# Task directions
Which lines of the entries hold the string "What"? Copy each one.

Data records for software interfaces

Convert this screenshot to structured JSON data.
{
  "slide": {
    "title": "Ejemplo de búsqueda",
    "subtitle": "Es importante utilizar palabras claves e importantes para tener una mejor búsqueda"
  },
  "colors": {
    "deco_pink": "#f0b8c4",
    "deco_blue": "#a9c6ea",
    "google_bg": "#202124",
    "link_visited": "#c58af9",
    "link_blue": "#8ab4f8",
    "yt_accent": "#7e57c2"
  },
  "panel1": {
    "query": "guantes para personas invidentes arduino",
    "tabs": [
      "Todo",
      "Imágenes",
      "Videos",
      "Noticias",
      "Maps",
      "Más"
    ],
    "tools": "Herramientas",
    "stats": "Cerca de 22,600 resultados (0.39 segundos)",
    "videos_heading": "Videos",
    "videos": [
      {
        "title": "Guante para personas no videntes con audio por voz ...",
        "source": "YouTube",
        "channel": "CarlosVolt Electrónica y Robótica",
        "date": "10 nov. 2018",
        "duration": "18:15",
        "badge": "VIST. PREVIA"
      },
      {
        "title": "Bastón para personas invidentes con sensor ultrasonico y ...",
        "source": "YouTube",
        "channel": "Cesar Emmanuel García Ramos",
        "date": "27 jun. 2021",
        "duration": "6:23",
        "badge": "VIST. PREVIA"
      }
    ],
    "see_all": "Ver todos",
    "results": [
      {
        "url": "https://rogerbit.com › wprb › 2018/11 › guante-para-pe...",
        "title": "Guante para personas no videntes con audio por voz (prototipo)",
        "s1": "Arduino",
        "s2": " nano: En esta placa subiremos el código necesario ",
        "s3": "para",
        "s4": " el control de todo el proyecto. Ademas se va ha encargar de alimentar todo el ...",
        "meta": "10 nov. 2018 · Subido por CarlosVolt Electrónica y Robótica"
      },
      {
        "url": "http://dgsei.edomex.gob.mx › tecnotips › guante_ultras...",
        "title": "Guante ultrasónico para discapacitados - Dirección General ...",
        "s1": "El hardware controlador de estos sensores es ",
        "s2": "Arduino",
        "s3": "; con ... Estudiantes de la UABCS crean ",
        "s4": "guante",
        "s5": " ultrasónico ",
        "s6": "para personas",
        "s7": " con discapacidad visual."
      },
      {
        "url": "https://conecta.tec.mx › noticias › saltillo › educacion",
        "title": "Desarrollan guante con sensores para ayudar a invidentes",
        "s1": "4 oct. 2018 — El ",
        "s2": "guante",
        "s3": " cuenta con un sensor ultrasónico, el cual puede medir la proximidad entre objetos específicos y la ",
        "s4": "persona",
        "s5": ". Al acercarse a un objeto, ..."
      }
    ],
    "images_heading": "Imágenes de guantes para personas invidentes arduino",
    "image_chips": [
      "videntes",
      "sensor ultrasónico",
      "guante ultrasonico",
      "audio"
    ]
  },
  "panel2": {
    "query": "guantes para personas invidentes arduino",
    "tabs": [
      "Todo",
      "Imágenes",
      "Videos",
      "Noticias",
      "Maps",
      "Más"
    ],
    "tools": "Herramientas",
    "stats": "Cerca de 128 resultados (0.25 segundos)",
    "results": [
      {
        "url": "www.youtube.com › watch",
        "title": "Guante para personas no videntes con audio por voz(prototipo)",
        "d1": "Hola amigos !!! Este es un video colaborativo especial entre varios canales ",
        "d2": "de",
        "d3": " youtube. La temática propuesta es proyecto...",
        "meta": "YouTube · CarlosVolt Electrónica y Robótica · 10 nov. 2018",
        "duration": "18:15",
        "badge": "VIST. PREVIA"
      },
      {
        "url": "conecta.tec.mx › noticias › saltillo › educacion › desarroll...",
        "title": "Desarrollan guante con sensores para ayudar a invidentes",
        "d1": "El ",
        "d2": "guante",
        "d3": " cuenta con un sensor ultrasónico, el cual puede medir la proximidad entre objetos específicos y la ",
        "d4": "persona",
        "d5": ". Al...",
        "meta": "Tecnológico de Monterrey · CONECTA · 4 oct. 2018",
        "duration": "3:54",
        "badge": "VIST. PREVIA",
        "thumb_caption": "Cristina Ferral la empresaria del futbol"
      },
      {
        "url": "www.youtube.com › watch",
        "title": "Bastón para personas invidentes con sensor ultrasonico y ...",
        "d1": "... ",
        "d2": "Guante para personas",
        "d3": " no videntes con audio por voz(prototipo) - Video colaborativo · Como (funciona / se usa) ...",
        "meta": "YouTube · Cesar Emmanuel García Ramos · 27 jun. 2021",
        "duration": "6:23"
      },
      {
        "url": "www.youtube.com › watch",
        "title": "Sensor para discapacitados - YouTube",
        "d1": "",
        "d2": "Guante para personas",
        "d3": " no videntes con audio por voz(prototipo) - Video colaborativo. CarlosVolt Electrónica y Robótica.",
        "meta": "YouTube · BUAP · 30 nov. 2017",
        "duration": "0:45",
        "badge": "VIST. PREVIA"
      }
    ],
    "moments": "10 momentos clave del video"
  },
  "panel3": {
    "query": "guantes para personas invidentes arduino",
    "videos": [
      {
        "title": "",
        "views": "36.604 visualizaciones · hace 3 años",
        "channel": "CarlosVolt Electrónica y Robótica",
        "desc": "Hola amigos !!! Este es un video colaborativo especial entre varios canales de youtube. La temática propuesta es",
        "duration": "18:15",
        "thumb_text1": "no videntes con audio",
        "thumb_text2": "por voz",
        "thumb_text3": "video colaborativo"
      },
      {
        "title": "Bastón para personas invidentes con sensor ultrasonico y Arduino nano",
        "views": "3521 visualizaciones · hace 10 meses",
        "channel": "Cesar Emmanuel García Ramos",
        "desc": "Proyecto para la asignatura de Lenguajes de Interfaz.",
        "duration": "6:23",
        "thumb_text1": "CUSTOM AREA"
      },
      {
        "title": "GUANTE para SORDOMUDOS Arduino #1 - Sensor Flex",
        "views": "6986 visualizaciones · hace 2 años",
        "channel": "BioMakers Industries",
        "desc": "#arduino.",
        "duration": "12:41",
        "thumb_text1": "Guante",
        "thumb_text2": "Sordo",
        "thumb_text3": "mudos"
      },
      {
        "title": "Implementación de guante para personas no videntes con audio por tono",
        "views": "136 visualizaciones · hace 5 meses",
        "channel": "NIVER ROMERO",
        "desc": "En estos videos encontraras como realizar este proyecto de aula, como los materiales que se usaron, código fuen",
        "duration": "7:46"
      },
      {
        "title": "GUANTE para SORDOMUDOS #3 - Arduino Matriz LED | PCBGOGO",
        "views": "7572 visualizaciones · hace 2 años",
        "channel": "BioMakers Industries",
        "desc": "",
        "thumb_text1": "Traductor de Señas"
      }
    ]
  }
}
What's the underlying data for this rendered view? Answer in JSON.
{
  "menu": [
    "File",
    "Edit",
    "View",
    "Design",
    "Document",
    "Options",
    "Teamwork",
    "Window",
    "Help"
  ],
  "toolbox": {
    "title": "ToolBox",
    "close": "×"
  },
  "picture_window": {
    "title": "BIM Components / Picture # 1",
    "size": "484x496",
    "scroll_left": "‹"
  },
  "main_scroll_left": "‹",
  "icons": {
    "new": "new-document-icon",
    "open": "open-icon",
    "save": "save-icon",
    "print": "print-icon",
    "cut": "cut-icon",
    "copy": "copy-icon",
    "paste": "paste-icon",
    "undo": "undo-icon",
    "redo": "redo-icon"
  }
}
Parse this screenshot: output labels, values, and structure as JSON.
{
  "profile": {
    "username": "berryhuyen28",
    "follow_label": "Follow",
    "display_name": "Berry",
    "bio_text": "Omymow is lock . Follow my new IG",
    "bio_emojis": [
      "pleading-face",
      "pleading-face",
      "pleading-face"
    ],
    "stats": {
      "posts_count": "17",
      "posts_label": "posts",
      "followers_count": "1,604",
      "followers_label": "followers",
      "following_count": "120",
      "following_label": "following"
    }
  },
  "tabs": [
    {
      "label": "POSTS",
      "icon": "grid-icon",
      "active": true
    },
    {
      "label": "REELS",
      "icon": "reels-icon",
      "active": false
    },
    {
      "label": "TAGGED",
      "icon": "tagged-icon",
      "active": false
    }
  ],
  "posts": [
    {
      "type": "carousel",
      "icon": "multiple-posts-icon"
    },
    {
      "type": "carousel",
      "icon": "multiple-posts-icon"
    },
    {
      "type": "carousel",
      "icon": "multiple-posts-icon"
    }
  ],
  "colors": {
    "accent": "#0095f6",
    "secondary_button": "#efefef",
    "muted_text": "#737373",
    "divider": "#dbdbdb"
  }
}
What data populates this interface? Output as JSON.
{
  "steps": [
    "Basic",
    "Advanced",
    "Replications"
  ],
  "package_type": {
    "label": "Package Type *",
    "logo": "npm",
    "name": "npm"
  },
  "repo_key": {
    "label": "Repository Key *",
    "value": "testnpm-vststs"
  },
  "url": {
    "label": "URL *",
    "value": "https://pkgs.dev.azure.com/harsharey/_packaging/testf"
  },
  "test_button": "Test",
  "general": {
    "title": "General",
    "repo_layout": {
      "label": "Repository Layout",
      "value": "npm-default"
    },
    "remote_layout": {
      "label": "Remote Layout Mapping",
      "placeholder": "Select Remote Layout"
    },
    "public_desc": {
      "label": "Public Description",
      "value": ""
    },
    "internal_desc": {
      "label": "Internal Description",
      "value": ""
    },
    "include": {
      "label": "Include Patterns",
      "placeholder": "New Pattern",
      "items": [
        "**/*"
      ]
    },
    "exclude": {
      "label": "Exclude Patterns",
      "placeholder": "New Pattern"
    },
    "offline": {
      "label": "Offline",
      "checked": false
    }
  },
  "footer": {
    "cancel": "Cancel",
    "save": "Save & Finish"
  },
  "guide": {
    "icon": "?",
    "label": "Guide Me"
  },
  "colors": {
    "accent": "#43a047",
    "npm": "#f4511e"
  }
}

# Response to the exercise
What's the underlying data for this rendered view? Answer in JSON.
What data populates this interface? Output as JSON.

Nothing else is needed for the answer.